There are so many microformats, which one is the best?
Each microformat encodes specific data. If you currently use a calendar app, you’ve been using the hCalendar microformat and didn’t even know it. If you use an address book on your computer or phone, it probably supports hCard. If you have a LinkedIn profile, then you have an hResume. For the longest time the only structured metadata Google could find on my entire domain was my resume, which I redid in hResume format after seeing Tantek Çelik speak at Web Directions North. Hopefully your content management system supports microformats, Google definitely understands microformats.
Is HTML5 finished, should I be using it?
I’m not sure it is completely finalized, but all the major browsers seem to support parts of it and if you’re interested in structured metadata and improving your Google search results, man do I have some low hanging fruit.

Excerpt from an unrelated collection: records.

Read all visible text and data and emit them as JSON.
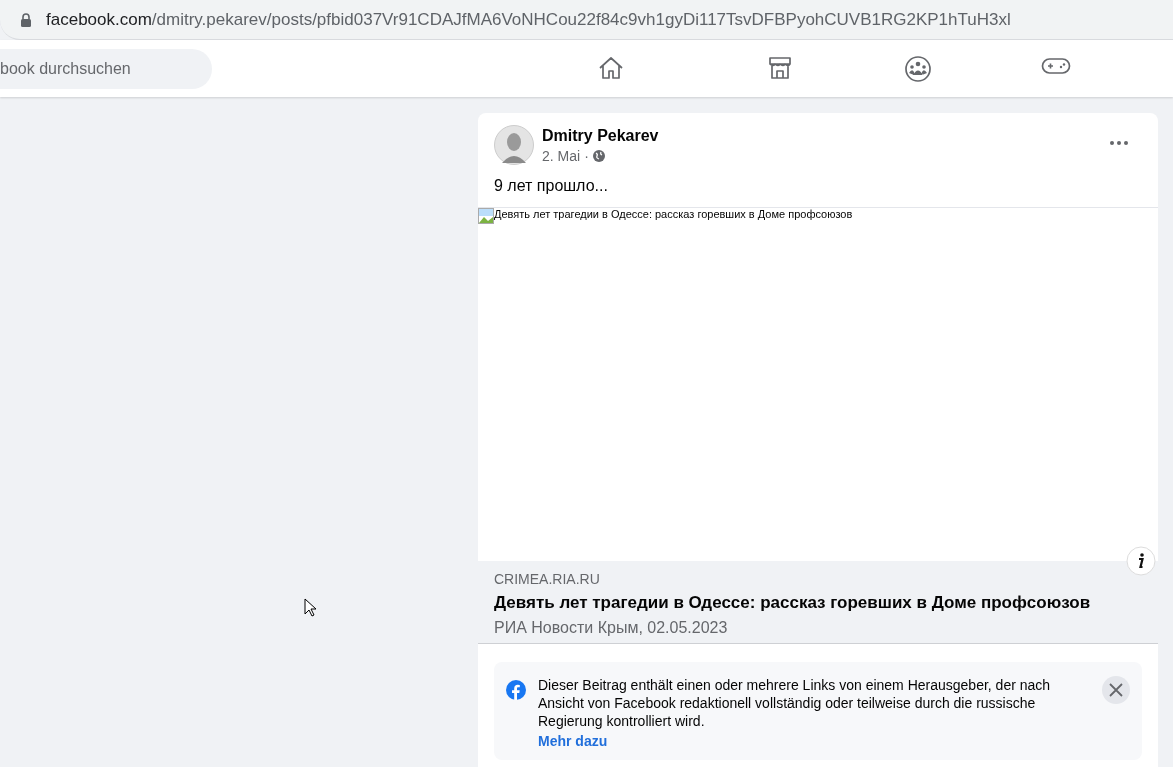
{
  "address_bar": {
    "domain": "facebook.com",
    "path": "/dmitry.pekarev/posts/pfbid037Vr91CDAJfMA6VoNHCou22f84c9vh1gyDi117TsvDFBPyohCUVB1RG2KP1hTuH3xl"
  },
  "search": {
    "placeholder": "book durchsuchen"
  },
  "nav_icons": [
    {
      "kind": "home"
    },
    {
      "kind": "store"
    },
    {
      "kind": "groups"
    },
    {
      "kind": "gaming"
    }
  ],
  "post": {
    "author": "Dmitry Pekarev",
    "date": "2. Mai",
    "separator": "·",
    "text": "9 лет прошло...",
    "image_alt": "Девять лет трагедии в Одессе: рассказ горевших в Доме профсоюзов",
    "link": {
      "domain": "CRIMEA.RIA.RU",
      "title": "Девять лет трагедии в Одессе: рассказ горевших в Доме профсоюзов",
      "source": "РИА Новости Крым, 02.05.2023"
    },
    "notice": {
      "text": "Dieser Beitrag enthält einen oder mehrere Links von einem Herausgeber, der nach Ansicht von Facebook redaktionell vollständig oder teilweise durch die russische Regierung kontrolliert wird.",
      "link": "Mehr dazu"
    }
  }
}
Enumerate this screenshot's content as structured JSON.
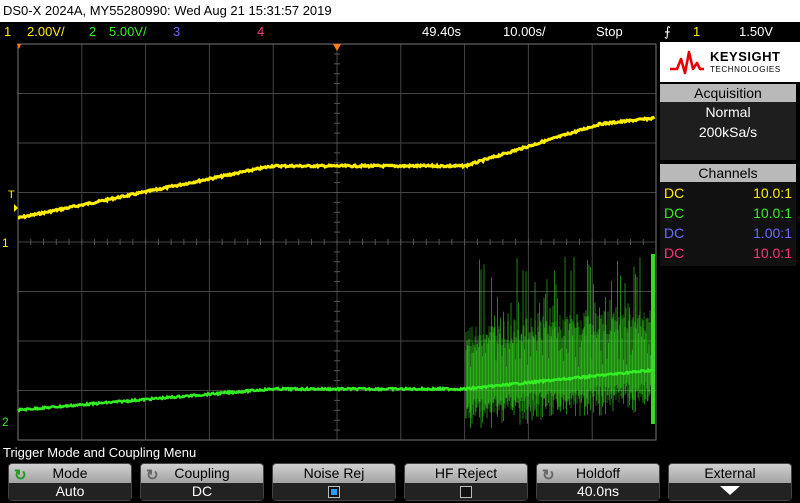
{
  "header": {
    "title": "DS0-X 2024A, MY55280990: Wed Aug 21 15:31:57 2019"
  },
  "status": {
    "ch1_num": "1",
    "ch1_scale": "2.00V/",
    "ch2_num": "2",
    "ch2_scale": "5.00V/",
    "ch3_num": "3",
    "ch4_num": "4",
    "time_offset": "49.40s",
    "timebase": "10.00s/",
    "run_state": "Stop",
    "trigger_icon": "trigger-edge-icon",
    "trigger_channel": "1",
    "trigger_level": "1.50V"
  },
  "colors": {
    "ch1": "#ffee00",
    "ch2": "#33ee22",
    "ch3": "#6a6aff",
    "ch4": "#ff3377",
    "grid": "#5a5a5a"
  },
  "logo": {
    "brand": "KEYSIGHT",
    "sub": "TECHNOLOGIES"
  },
  "acquisition": {
    "header": "Acquisition",
    "mode": "Normal",
    "rate": "200kSa/s"
  },
  "channels": {
    "header": "Channels",
    "rows": [
      {
        "coupling": "DC",
        "probe": "10.0:1"
      },
      {
        "coupling": "DC",
        "probe": "10.0:1"
      },
      {
        "coupling": "DC",
        "probe": "1.00:1"
      },
      {
        "coupling": "DC",
        "probe": "10.0:1"
      }
    ]
  },
  "markers": {
    "trigger": "T",
    "ch1": "1",
    "ch2": "2"
  },
  "menu": {
    "title": "Trigger Mode and Coupling Menu",
    "softkeys": [
      {
        "label": "Mode",
        "value": "Auto"
      },
      {
        "label": "Coupling",
        "value": "DC"
      },
      {
        "label": "Noise Rej",
        "checked": true
      },
      {
        "label": "HF Reject",
        "checked": false
      },
      {
        "label": "Holdoff",
        "value": "40.0ns"
      },
      {
        "label": "External"
      }
    ]
  }
}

rel=”me” is structured metadata you can use to tell search engines and social networks which online profiles are also ‘you’. Google supports it, but prefers you use rel=”author” if you’re an individual or rel=”publisher” if you’re an organization/corporation. If you do what Google wants they’ll reward you with the easiest to get and by far the most common rich snippet.
Update: Google has announced they are no longer providing a rich snippet to publishers and authors who used rel=”author”.
So there you have it, structured metadata can be used to make your content sexier in Google’s search results, on Facebook, even on Twitter or Pinterest. If you have any other suggestions on using structured meta data be sure and leave a comment.
Three more quick tips that may help your content look sexier in search engines and on social media:
Update: Bing and Klout have partnered to implement “Klout-orship“, think Google Authorship but in Bing using data from Klout. I’ll have to try this, it seems easy to enable, but 65% of my traffic comes from Google, considerably less comes from Bing. Here is another bonus link, 7 Ways to Make Your Google Search Results Stand Out from Search Engine Watch.
Update: Moz.com has some example HTML you can use.
Update: I’ve got Rich Pins working for this domain including some of the subdomains. You can see this by pinning one of my quotations. You can also see how important it is to have larger, high quality images to accompany your writing/posts. I want to switch to the Twitter Card with the larger image too, but finding images wider than 200px, especially after I standardized on Pinterest’s obscure 192 pixels wide thumbnail is not something I have time and energy to accomplish.